On May 11, Pakistan’s Election Day, approximately 60 percent of eligible voters went to the polls. This figure far exceeded the 44 percent who turned out for Pakistan’s previous election in 2008. Media reports have featured moving accounts of the elderly being carried to the polls, and of women standing in the heat for hours to cast their ballots.
Yet one of the most defining features of the voting population was its youth. About a fifth of Pakistan’s 85 million registered voters were between 18 and 25 years old, with another 15 percent between the ages of 26 and 30.

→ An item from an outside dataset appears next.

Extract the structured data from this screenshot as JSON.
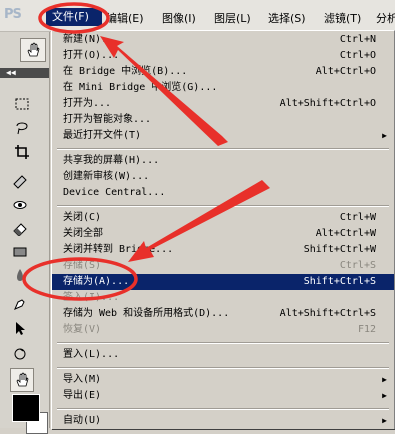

Young people represent, by far, Pakistan’s largest demographic. The statistics are striking: Two thirds of the country’s approximately 180 million people are not yet 30 years old, and the median age is 21. As a percentage of the total population, only Yemen has more people under 24.
Little wonder youth were courted so aggressively on the campaign trail – from Imran Khan’s social media-fueled populist calls for change to Nawaz Sharif’s distribution of free laptops.
Projections suggest that Pakistan’s youth bulge will remain in place for decades. The 15-to-24 age bracket is expected to rise by 20 percent in the 2020s, and the under-24 population will still be in the majority come 2030. Even by 2050, the median age is expected to be just 33.
Demographers often speak of the “dividend” that can result from this youth-heavy population. If, they argue, these kids are properly educated and incorporated into the workforce (and particularly into burgeoning high-growth sectors like IT), then Pakistan’s sputtering economy could truly take off—and perhaps, in time, even replicate the economic triumphs of India.
Unfortunately, this will be no easy feat.
Pakistan’s government – thanks in great part to the country’s powerful military, which consumes large portions of the national budget – has never invested in the education of its masses. Consider that today, more than 40 million of Pakistan’s 70 million 5-to-19-year olds are not in school.
Meanwhile, Pakistan’s Planning Commission (a government advisory body) has estimated that employing the country’s nearly 100-million-strong under-20 population will require 9 percent GDP growth – a highly ambitious goal given that growth is expected to top out at only 3.6 percent for the current fiscal year, and that interminable power outages are undermining growth. The Asian Development Bank recently said that such outages will cut GDP growth by 2 percent annually.
Making matters worse is the fact that the Ministry of Youth has been abolished. Pakistan’s 18th constitutional amendment, passed in 2010, shifts numerous central-government responsibilities and resources to the provinces. The functions of many federal ministries (including youth, health, and agriculture) have effectively been turned over to already overburdened provincial authorities, who often lack the capacity to take them on. As a result, Pakistan’s youth policies are in flux.
Consequently, the country could soon face a new generation of uneducated and unemployed youth – a threat to stability in the notoriously volatile nation. Experts point to a combination of factors that could produce widespread youth radicalization in Pakistan. These include “push” factors such as socioeconomic inequality and hardline ideological narratives peddled by the media and school textbooks, and “pull” factors such as the country’s sharp demand for extremists. This strong market for militants can be attributed in part to the Pakistani security establishment’s historic sponsorship of sectarian and anti-India extremist organizations.